The Quiet American is one of the best movies you'll never see. That's not to accuse you, gentle reader, of being one of those morons who prefer the latest Vin Diesel "thrill ride" to the exclusion of art-house movies. No--Miramax seems inclined to bury American as fast as possible, in order to avoid catching any flack about its "anti-patriotic" sentiments.
Any such sentiments would be the fault of Graham Greene, who wrote the 1955 novel that this film is based on, and who had a habit of seeding his stories with treacherous Americans. People's Exhibit A of this would be Harry Lime, anti-hero of Greene's The Third Man, gleefully selling deadly penicillin on the streets of postwar Vienna (Vietnam?).
This film, based in Vietnam during the mid-1950s, focuses on Thomas Fowler (Michael Caine), an aging British journalist who wishes to spend his life writing articles and sleeping with his beautiful Vietnamese mistress, Phuong (Do Thi Hai Yen). It's one of the best performances of Michael Caine's career, and he plays the character with a martini-precise mix of detachment and wearied cynicism. Cracks eventually show in his psychic armor, of course, but even then Caine prevents his role from crumbling into melodrama.
If only his foil had comparable skills. Brendan Fraser plays Alden Pyle, the American of the title, who has apparently come to Vietnam to set up a series of health clinics. As the cliché goes, Pyle seems as American as apple pie: dependable, naïve, and very idealistic. As the movie progresses, however, his idealism assumes an increasingly fanatical edge. Pyle may not just be espousing the wonders of democracy, but trying to spread them in increasingly bloody ways.
To his credit, Fraser plays naiveté and idealism well. It's the darker aspects of his character that elude him. He's no Orson Welles, even if they share similar hair and body types. So when Fraser talks about killing in order to save people, he comes off not so much as a man of deadly convictions than as one of those dull frat boys who think that a few beers qualifies them to talk about politics.
Pyle wants more than freedom for Southeast Asia, however; he's also after Fowler's mistress. The film becomes a competition between the two men, with Phuong stuck in the middle. Do Thi Hai Yen is beautiful but her acting skills are never really put to the test. She's less a character than a plot engine, something that leaves her frustratingly enigmatic at times.
The film's pacing is tight and the shots are crisp.
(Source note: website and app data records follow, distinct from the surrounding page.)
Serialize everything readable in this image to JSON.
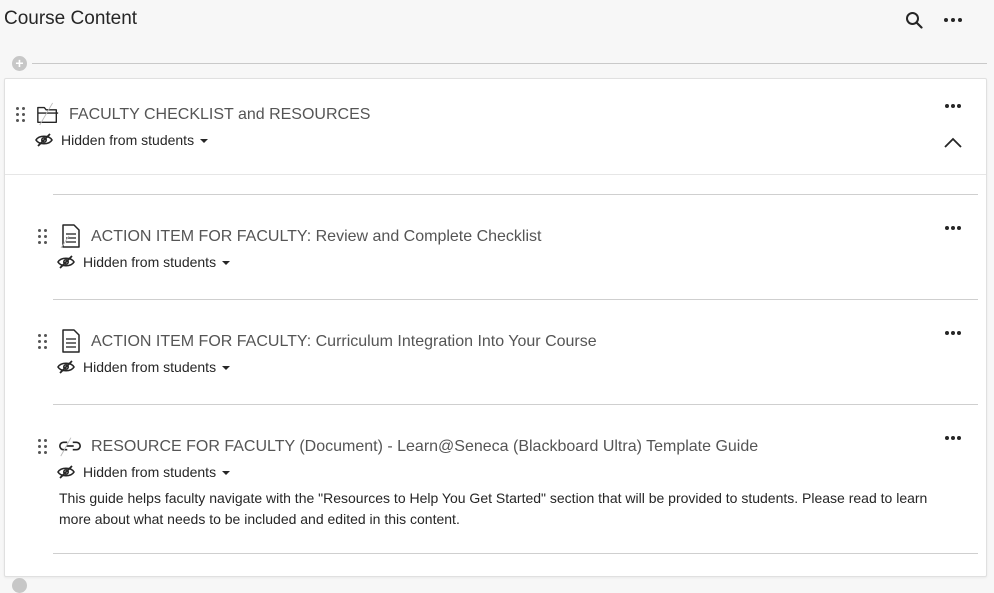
{
  "header": {
    "title": "Course Content",
    "search_icon": "search-icon",
    "more_icon": "more-options-icon"
  },
  "folder": {
    "title": "FACULTY CHECKLIST and RESOURCES",
    "visibility": "Hidden from students",
    "icon": "folder-icon"
  },
  "items": [
    {
      "title": "ACTION ITEM FOR FACULTY: Review and Complete Checklist",
      "visibility": "Hidden from students",
      "icon": "document-icon"
    },
    {
      "title": "ACTION ITEM FOR FACULTY: Curriculum Integration Into Your Course",
      "visibility": "Hidden from students",
      "icon": "document-icon"
    },
    {
      "title": "RESOURCE FOR FACULTY (Document) - Learn@Seneca (Blackboard Ultra) Template Guide",
      "visibility": "Hidden from students",
      "icon": "link-icon",
      "description": "This guide helps faculty navigate with the \"Resources to Help You Get Started\" section that will be provided to students. Please read to learn more about what needs to be included and edited in this content."
    }
  ],
  "colors": {
    "background": "#f7f7f7",
    "card": "#ffffff",
    "text": "#262626",
    "title_text": "#555555"
  }
}
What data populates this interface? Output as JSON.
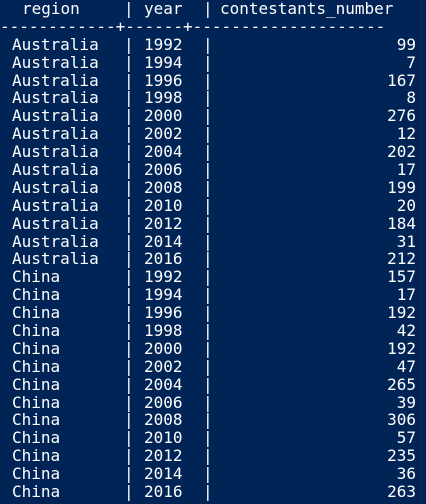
{
  "table": {
    "header": {
      "region": "region",
      "year": "year",
      "contestants_number": "contestants_number"
    },
    "separator": "------------+------+--------------------",
    "rows": [
      {
        "region": "Australia",
        "year": "1992",
        "contestants_number": "99"
      },
      {
        "region": "Australia",
        "year": "1994",
        "contestants_number": "7"
      },
      {
        "region": "Australia",
        "year": "1996",
        "contestants_number": "167"
      },
      {
        "region": "Australia",
        "year": "1998",
        "contestants_number": "8"
      },
      {
        "region": "Australia",
        "year": "2000",
        "contestants_number": "276"
      },
      {
        "region": "Australia",
        "year": "2002",
        "contestants_number": "12"
      },
      {
        "region": "Australia",
        "year": "2004",
        "contestants_number": "202"
      },
      {
        "region": "Australia",
        "year": "2006",
        "contestants_number": "17"
      },
      {
        "region": "Australia",
        "year": "2008",
        "contestants_number": "199"
      },
      {
        "region": "Australia",
        "year": "2010",
        "contestants_number": "20"
      },
      {
        "region": "Australia",
        "year": "2012",
        "contestants_number": "184"
      },
      {
        "region": "Australia",
        "year": "2014",
        "contestants_number": "31"
      },
      {
        "region": "Australia",
        "year": "2016",
        "contestants_number": "212"
      },
      {
        "region": "China",
        "year": "1992",
        "contestants_number": "157"
      },
      {
        "region": "China",
        "year": "1994",
        "contestants_number": "17"
      },
      {
        "region": "China",
        "year": "1996",
        "contestants_number": "192"
      },
      {
        "region": "China",
        "year": "1998",
        "contestants_number": "42"
      },
      {
        "region": "China",
        "year": "2000",
        "contestants_number": "192"
      },
      {
        "region": "China",
        "year": "2002",
        "contestants_number": "47"
      },
      {
        "region": "China",
        "year": "2004",
        "contestants_number": "265"
      },
      {
        "region": "China",
        "year": "2006",
        "contestants_number": "39"
      },
      {
        "region": "China",
        "year": "2008",
        "contestants_number": "306"
      },
      {
        "region": "China",
        "year": "2010",
        "contestants_number": "57"
      },
      {
        "region": "China",
        "year": "2012",
        "contestants_number": "235"
      },
      {
        "region": "China",
        "year": "2014",
        "contestants_number": "36"
      },
      {
        "region": "China",
        "year": "2016",
        "contestants_number": "263"
      }
    ]
  },
  "colors": {
    "background": "#012456",
    "text": "#ffffff"
  }
}
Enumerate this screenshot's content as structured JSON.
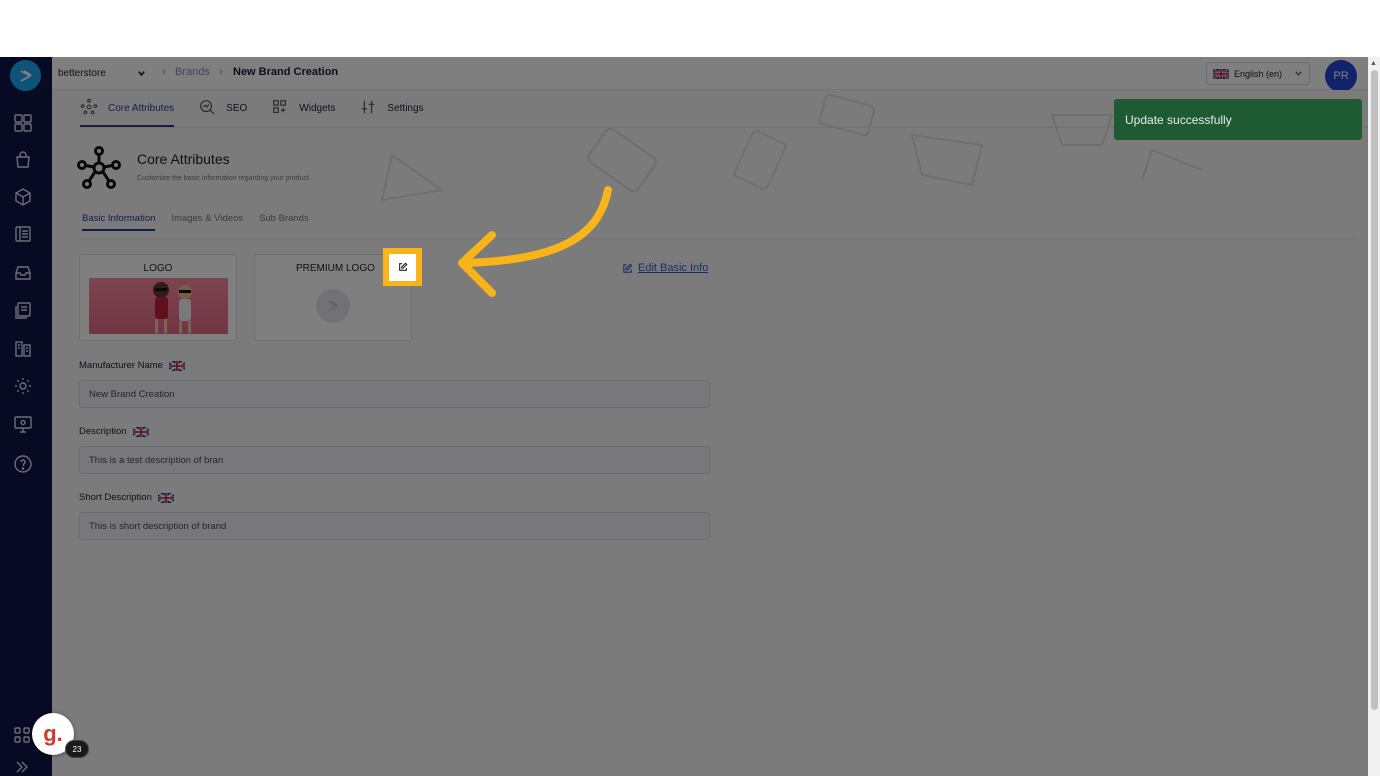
{
  "topbar": {
    "store": "betterstore",
    "breadcrumbs": [
      "Brands",
      "New Brand Creation"
    ],
    "language": "English (en)",
    "avatar_initials": "PR"
  },
  "tabs": [
    {
      "label": "Core Attributes",
      "icon": "network-icon",
      "active": true
    },
    {
      "label": "SEO",
      "icon": "seo-search-icon",
      "active": false
    },
    {
      "label": "Widgets",
      "icon": "widgets-icon",
      "active": false
    },
    {
      "label": "Settings",
      "icon": "sliders-icon",
      "active": false
    }
  ],
  "section": {
    "title": "Core Attributes",
    "subtitle": "Customize the basic information regarding your product."
  },
  "subtabs": [
    {
      "label": "Basic Information",
      "active": true
    },
    {
      "label": "Images & Videos",
      "active": false
    },
    {
      "label": "Sub Brands",
      "active": false
    }
  ],
  "logos": {
    "logo_label": "LOGO",
    "premium_label": "PREMIUM LOGO"
  },
  "edit_basic_info": "Edit Basic Info",
  "fields": {
    "manufacturer_label": "Manufacturer Name",
    "manufacturer_value": "New Brand Creation",
    "description_label": "Description",
    "description_value": "This is a test description of bran",
    "short_description_label": "Short Description",
    "short_description_value": "This is short description of brand"
  },
  "toast": "Update successfully",
  "guide_badge": {
    "letter": "g.",
    "count": "23"
  },
  "colors": {
    "sidebar": "#0e1547",
    "accent": "#243a97",
    "highlight": "#f9b41a",
    "toast": "#1e5b33",
    "link": "#2c5bd8"
  }
}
I'm no follower of Dogma 95, that movement meant to strip films down to their purest elements, but it was refreshing to watch something with no obvious CG, no trick shots, no artistic overkill. If anything, The Quiet American struck me as a perfect descendent of those classic espionage films like, well...The Third Man.
So why does Miramax want to kill its own film? Why is it releasing it, with minimal publicity, into only a few theaters?
First and foremost, it's because Harvey Weinstein, head of Miramax, apparently lives and dies by positive publicity. And while more discerning audiences would understand that the film's position on Pyle is not so much anti-American as anti-fanaticism (contrasting Fowler's deliberate distance on all things), Weinstein's probably frightened that other people will miss the point.
He shouldn't be. In fact, the best possible outcome would be if the film actually caused some debate. An overt message of the film, conveyed by its ending newspaper montage connecting the French occupation to the Vietnam War, is that fanaticism eventually destroys the fanatic. At a time when American fanatics of various stripes are about to send hundreds of thousands of Iraqis and American troops to their deaths, it's a message that bears some discussion.
But aside from the film's current relevance to the times, The Quiet American operates as a remarkable thriller to its own right. The solid filming, the wonderful performance by Michael Caine, and the great script all make it worth your while to see...even if the rest of America doesn't.